[Task directions] Gather each line containing the string "Road" from these entries.

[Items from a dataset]
# # # # # # #

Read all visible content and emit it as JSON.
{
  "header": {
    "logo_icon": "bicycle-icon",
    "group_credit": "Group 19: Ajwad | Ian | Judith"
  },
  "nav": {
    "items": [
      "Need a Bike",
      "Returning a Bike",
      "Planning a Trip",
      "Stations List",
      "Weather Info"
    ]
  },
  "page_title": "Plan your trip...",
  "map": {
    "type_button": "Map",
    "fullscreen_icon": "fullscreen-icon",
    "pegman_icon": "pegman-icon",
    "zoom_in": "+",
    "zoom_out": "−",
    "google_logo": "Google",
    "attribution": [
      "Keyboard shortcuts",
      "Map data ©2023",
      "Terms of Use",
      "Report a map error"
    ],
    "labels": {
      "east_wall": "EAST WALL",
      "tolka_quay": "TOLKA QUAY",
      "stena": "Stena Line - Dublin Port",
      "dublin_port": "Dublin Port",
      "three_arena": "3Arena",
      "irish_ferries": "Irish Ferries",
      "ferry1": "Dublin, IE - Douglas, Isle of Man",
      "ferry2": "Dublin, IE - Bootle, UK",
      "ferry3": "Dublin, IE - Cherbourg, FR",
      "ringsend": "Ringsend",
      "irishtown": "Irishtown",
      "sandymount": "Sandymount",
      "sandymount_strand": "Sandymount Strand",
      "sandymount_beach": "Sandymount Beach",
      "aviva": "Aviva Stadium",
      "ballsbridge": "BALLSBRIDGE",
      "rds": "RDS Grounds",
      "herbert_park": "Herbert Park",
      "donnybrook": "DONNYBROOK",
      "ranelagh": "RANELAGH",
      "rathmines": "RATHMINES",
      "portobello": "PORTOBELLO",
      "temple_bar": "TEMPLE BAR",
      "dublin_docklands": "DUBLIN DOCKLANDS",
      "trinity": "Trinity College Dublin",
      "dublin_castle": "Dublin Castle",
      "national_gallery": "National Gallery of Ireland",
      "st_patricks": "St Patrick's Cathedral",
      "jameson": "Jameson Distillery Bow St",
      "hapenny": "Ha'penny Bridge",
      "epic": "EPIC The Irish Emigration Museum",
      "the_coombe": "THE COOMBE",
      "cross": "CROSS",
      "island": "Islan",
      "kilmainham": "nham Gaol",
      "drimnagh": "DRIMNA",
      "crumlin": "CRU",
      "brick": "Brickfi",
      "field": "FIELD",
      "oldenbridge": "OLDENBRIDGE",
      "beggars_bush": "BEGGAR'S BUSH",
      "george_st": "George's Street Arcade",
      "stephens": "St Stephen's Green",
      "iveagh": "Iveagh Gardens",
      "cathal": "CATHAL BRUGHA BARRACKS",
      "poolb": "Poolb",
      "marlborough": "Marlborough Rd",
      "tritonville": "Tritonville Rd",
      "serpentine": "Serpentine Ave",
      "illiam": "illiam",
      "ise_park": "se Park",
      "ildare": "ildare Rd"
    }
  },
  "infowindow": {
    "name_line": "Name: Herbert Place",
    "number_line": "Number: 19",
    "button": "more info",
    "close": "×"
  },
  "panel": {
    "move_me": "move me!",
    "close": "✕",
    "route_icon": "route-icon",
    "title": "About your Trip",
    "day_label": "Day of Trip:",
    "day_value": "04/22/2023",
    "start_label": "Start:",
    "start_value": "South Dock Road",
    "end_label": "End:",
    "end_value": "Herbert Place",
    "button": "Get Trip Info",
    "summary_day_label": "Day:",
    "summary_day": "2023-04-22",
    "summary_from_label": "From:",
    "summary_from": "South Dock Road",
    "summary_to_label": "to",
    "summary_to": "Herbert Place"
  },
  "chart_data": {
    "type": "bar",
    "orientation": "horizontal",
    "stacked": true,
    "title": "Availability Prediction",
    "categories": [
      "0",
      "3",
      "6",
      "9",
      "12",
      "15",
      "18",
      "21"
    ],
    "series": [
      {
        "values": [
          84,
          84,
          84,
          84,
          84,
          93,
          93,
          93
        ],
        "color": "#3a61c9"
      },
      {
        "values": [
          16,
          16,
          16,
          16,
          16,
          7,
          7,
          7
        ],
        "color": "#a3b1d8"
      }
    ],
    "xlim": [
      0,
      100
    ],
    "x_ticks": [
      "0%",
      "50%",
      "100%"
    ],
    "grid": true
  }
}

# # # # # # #

[Response to this task]
    "start_value": "South Dock Road",
    "summary_from": "South Dock Road",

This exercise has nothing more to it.